    We talked to the justice department’s antitrust division in NYC in episode #12, and the guy there was pretty clear that it probably violates the law in a criminal way. (We gave him the documents we had, and explained the situation. I think he thought we were kind of silly asking about the Yarn Cartels, but he was respectful in his answers, which I appreciated.)

  6. Jen says:

    So, this is probably a really dumb question, but what is the difference between keystone and price-fixing? I would guess price-fixing is when the retailers get together to determine how much something should cost…but, I thought I’d ask the expert.

  7. j. says:

    Sure, the manufacturer does get that choice, but depends on how the choice is exercised.

    On another point: re-reading what was posted on the shopowner’s blog, she said “after charging our accounts and tying up our money for major shipments that we were waiting for, and without even having the courtesy of informing us of their decision until after having received many of our e-mails and phone calls” that TT refused to ship.

    What it doesn’t quite say is what “charging our accounts” means: was it just an invoice, or was money taken from the shopowner? In either case, the fact that the shopowner was invoiced for an order before TT refused to ship raises the question of whether there was a contract in place with that order: if the shopowner made an offer by placing an order, did TT accept the offer by issuing an invoice, and if that’s the case, did TT have the right to unilaterally cancel the order for no stated reason? Should TT have filled any outstanding orders and simply advised that it would not accept any further orders from that shop?

  8. Steph says:

    There is no Tilli Thomas, or at least that’s not the name of the person who makes this yarn.

    I’m ambivalent about this. I think retailers should be able to do what they want with their stock, including discounts, bargain bins (some stuff just doesn’t sell) or even give it away. But manufacturers also get to decide who they sell to. Isn’t that how this whole free market thing is supposed to work?
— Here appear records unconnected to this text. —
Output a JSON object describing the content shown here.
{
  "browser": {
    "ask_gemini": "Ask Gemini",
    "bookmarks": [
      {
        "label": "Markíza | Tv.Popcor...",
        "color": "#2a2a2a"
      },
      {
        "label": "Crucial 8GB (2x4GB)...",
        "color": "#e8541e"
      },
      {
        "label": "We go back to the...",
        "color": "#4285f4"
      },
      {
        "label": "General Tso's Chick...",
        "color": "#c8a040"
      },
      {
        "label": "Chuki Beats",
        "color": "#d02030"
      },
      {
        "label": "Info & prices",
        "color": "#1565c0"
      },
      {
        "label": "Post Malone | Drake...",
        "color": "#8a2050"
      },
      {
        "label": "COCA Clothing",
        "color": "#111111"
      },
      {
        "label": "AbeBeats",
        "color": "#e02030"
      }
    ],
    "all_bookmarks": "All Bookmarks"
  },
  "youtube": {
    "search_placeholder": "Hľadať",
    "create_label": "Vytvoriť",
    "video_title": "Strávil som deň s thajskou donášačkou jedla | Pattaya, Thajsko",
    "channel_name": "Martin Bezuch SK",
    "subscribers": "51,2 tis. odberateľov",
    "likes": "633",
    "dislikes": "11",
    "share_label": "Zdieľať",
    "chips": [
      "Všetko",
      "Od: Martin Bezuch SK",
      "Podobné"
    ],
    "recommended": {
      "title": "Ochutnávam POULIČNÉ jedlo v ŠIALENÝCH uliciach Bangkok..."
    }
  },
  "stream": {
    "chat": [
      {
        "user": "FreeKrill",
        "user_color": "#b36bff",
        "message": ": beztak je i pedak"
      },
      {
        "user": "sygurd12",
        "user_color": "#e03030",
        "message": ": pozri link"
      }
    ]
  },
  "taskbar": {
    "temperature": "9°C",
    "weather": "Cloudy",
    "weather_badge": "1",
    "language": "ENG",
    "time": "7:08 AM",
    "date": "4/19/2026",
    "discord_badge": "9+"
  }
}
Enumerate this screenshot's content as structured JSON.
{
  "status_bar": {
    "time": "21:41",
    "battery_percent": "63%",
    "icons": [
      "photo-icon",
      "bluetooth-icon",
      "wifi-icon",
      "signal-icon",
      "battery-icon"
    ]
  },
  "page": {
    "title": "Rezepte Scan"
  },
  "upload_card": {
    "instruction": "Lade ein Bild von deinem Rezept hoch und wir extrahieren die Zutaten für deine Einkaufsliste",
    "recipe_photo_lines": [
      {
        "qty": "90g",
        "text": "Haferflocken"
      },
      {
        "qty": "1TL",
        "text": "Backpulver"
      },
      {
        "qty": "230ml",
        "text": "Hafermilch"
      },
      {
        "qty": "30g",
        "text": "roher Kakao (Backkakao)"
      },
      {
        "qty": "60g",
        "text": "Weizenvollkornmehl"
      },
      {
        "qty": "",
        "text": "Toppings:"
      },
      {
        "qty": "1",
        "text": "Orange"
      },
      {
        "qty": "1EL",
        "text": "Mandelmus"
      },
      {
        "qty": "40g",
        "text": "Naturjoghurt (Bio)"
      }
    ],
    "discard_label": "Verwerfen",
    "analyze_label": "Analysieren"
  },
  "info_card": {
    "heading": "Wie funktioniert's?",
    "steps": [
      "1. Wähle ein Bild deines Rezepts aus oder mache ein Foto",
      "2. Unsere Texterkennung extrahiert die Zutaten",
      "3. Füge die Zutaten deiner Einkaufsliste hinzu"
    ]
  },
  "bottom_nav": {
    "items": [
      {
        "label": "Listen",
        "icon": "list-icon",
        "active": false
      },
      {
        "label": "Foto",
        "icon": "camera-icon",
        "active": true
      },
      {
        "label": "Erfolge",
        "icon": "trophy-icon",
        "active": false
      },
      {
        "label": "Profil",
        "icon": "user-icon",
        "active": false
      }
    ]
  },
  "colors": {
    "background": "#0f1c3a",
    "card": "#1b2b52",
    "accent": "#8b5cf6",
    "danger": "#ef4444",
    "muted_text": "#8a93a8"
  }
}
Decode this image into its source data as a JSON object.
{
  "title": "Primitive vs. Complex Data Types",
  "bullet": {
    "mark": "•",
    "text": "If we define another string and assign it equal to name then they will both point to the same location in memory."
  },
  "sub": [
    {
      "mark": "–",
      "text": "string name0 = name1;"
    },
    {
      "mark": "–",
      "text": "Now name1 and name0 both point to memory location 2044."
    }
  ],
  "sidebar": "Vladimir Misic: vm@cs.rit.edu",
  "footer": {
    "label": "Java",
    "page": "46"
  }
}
  9. lorinda says:

    Thanks, TGFA, for discussing this issue. So pertinent with all the buzz from the Simple Knitted Bodice.